Origin of deficit
Examples from the Web for deficit
The deficit is down to 2.8 percent of GDP, from a high of 10.1 percent in the wake of the meltdown.
Then he faced a $3.7 billion deficit, the largest in state history, and the largest per capita in the nation.Dan Malloy Is Progressives’ Dream Governor. So Why Isn’t He Winning?|David Freedlander|October 30, 2014|DAILY BEAST
Schools closed, the deficit ballooned, highways crumbled, jobs disappeared—I imagine ruby slippers were hocked.
Nor is the deficit, which has lost its saliency since it was cut in half to $500 billion.
That is to say, the factors that help drive the budget into deficit in the first place make them much worse.
At the end of the year $35 was due the librarian for salary and there was a deficit of $33.93.
The deficit of fifty thousand grew under the microscope of investigation to sixty thousand, eventually to seventy-five thousand.Wolf Breed|Jackson Gregory
Earlier ministers had increased the national revenues and cut down expenses, but the deficit had not been wiped out.A History of Spain|Charles E. Chapman
He could not continue to borrow, and economy, however strict, would not suffice to cover the deficit.An Introduction to the History of Western Europe|James Harvey Robinson
He was worn out, at last; and his poor, tired brain took no thought how to make up the deficit.Silver and Gold|Dane Coolidge
British Dictionary definitions for deficit
- an excess of liabilities over assets
- an excess of expenditures over revenues during a certain period
- an excess of payments over receipts on the balance of payments
Word Origin for deficit
Word Origin and History for deficit
1782, from French déficit (late 17c.), from Latin deficit "it is wanting," an introductory word in clauses of inventory, third person singular present indicative of deficere "to be deficient" (see deficient).

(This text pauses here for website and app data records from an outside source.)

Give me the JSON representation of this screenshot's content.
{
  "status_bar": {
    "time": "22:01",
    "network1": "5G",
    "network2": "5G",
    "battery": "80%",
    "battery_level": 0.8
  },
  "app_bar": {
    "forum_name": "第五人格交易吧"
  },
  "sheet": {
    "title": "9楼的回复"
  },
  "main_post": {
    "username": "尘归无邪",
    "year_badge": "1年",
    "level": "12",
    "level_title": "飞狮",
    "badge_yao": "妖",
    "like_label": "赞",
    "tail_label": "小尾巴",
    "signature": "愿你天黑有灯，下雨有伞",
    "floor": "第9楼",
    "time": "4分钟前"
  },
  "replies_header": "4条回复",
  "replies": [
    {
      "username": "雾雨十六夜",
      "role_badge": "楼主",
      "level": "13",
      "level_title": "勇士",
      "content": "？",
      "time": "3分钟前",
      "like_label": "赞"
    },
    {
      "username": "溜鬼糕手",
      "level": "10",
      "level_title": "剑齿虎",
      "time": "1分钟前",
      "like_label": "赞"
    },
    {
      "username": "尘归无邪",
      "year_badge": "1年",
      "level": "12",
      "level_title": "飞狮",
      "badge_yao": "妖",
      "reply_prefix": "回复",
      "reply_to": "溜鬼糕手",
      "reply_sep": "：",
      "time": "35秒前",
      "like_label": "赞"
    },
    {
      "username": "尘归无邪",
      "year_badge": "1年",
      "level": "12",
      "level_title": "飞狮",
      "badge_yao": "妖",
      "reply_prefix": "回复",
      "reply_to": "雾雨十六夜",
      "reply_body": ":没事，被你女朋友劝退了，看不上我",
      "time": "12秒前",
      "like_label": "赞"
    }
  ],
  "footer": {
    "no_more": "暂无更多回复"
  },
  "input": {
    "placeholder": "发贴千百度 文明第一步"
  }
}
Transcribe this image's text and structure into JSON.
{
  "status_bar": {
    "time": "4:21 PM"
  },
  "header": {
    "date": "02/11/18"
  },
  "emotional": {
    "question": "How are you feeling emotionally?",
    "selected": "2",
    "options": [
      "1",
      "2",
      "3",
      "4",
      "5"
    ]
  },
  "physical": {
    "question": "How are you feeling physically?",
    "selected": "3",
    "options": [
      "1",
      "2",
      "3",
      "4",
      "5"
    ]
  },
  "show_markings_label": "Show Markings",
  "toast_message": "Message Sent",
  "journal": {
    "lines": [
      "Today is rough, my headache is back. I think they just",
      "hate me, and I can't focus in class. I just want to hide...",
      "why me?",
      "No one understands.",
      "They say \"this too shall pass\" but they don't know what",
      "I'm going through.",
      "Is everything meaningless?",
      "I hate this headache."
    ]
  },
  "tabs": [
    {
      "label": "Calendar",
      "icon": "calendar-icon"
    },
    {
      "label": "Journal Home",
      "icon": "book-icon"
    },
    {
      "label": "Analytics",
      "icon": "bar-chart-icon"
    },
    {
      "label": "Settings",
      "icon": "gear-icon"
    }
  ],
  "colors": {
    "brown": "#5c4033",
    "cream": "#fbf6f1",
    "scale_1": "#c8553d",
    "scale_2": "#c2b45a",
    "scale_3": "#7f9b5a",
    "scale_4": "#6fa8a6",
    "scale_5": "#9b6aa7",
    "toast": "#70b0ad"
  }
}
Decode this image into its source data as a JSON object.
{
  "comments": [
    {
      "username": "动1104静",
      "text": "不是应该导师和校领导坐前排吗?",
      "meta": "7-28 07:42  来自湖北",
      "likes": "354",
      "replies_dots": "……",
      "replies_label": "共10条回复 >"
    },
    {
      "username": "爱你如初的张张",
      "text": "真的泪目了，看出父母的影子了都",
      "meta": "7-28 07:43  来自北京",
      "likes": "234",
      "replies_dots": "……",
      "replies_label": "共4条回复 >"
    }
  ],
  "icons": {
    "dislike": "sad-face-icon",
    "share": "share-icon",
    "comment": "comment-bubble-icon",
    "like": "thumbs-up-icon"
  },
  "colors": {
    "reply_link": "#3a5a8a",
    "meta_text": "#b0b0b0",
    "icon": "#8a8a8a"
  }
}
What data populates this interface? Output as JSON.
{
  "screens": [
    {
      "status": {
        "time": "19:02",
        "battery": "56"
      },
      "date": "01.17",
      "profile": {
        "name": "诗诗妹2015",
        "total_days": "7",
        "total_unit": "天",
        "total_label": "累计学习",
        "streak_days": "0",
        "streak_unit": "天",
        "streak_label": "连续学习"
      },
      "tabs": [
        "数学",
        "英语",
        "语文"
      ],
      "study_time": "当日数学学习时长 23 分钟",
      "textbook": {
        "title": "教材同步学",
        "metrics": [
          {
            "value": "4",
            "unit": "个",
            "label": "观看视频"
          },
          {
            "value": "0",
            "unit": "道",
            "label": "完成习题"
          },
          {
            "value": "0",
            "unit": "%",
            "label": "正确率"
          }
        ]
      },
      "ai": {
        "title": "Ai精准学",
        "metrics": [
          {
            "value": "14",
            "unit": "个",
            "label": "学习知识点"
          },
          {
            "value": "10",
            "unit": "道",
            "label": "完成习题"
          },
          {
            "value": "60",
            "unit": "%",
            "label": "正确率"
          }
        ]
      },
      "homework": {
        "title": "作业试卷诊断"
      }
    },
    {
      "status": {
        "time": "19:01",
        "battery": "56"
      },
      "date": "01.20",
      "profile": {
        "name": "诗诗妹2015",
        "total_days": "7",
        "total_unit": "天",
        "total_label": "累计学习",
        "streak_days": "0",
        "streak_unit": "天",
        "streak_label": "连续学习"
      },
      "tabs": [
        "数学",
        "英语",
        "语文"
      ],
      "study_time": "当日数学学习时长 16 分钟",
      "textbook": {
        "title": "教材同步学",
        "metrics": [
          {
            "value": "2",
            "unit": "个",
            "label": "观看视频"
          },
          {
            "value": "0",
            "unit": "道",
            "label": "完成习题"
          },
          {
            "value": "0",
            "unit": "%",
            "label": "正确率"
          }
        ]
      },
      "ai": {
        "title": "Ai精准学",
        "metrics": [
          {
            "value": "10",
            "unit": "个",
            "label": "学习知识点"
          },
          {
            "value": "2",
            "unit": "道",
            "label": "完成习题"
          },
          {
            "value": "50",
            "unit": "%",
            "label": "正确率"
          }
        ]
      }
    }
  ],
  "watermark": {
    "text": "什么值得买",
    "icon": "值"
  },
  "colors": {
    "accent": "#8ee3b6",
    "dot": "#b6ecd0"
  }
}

Medicine definitions for deficit
Culture definitions for deficit
A shortage, especially the amount by which a sum of money falls short of what is required; a debt.